DBT, PTSD, Prolonged Exposure, Exposure therapy, BPD


According to the Biosocial Developmental Model for Borderline Personality Disorder (BPD), individuals with a biological vulnerability (i.e., heightened emotional sensitivity and impulsive tendencies), plus an invalidating environment may develop BPD (Crowell, Beauchaine, & Linehan, 2009). Individuals with BPD are especially difficult to treat, because of their “extreme emotional, behavioral, and cognitive dysregulation” (Crowell, Beauchaine, & Linehan, 2009). Though challenging to treat, BPD can be successfully treated using Dialectical Behavior Therapy (DBT) (Linehan, 1993; Linehan 2015). Similarly, Posttraumatic Stress Disorder (PTSD) is complex and often burnout inducing to treat, because of the intensity of the emotional content related to traumatic events and high symptom severity including flashbacks, dissociation, and nightmares (Foa, 1993). PTSD can be adequately treated using exposure-based interventions, such as prolonged exposure (Foa, Chrestman, & Gilboa-Schechtman, 2009). However, when BPD is comorbid with PTSD, symptom severity is often heightened to such a degree that neither DBT nor exposure-based therapy are sufficient treatments.

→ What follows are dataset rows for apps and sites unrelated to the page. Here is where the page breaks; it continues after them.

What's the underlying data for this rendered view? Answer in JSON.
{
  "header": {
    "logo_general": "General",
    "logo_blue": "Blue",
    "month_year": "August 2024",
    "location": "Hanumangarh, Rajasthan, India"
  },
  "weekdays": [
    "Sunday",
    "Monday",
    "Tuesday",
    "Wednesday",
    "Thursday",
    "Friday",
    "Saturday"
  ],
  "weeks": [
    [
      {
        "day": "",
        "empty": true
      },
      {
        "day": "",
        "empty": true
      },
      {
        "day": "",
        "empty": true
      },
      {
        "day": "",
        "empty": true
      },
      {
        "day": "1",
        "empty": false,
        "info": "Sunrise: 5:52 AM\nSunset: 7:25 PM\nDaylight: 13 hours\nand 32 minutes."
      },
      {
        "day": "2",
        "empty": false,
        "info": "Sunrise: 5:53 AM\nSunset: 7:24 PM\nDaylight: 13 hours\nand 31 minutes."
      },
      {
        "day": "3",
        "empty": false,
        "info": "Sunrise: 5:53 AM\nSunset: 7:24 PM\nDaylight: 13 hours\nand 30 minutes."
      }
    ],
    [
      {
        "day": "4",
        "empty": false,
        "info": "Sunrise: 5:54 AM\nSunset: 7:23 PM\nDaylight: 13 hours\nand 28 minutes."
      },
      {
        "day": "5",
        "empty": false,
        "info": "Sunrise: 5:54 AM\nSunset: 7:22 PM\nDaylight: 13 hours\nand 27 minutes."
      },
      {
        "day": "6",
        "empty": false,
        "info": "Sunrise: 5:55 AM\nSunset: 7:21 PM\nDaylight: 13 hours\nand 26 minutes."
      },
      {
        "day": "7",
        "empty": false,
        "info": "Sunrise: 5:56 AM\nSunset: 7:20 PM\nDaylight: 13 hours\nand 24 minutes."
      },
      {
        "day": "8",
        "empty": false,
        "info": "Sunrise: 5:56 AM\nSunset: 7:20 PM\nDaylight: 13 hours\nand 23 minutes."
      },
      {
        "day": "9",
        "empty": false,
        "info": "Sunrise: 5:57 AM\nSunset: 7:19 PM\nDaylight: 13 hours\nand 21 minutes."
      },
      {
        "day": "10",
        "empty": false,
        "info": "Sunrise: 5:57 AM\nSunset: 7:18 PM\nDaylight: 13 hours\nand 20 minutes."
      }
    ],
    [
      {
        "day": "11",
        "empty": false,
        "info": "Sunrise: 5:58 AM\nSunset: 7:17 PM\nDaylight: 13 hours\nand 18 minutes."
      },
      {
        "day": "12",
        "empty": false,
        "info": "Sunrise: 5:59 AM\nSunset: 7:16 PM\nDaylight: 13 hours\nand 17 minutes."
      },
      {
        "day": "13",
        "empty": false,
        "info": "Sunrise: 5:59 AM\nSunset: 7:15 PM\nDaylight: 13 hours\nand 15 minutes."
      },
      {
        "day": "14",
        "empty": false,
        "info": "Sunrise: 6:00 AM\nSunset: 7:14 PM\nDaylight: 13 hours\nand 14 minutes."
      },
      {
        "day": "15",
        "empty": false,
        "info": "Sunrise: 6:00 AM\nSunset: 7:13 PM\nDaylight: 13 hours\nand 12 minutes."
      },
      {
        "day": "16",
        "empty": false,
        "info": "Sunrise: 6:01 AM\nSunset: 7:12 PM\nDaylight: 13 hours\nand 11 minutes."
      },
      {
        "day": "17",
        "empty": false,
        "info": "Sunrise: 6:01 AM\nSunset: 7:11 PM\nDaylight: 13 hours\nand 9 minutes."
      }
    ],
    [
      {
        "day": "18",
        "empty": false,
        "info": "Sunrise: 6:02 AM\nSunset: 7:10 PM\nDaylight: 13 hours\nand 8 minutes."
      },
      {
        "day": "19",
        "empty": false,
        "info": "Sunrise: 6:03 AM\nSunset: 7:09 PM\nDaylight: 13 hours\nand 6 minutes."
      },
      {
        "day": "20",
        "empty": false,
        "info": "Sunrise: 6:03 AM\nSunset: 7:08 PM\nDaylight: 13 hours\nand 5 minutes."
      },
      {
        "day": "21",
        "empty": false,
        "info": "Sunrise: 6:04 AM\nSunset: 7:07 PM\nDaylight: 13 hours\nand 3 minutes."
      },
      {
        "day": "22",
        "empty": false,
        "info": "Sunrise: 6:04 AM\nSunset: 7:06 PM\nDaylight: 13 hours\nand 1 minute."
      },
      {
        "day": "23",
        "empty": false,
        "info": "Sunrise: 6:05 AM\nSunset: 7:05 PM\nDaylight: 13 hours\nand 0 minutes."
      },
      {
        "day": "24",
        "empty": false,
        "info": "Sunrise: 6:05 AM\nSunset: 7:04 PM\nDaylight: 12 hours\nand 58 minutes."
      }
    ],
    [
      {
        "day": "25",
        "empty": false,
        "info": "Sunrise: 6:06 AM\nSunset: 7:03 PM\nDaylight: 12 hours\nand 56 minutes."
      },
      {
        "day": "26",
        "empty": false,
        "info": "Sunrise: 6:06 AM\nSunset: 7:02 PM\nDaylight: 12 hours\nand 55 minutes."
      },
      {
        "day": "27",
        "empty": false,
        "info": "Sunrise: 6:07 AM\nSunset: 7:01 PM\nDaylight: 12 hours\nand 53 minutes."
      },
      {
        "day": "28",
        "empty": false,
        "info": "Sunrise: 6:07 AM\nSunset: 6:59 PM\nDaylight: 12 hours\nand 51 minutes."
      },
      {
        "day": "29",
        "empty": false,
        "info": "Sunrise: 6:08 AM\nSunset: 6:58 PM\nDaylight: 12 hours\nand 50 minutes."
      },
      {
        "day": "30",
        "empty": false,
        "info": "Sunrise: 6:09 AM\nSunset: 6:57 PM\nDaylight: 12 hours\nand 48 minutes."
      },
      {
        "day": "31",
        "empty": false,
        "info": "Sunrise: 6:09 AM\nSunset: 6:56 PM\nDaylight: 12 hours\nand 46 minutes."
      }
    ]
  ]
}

This literature review discusses the problems related to treating individuals with comorbid BPD and PTSD, and the benefits of the current treatment protocol, Dialectical Behavior Therapy Prolonged Exposure.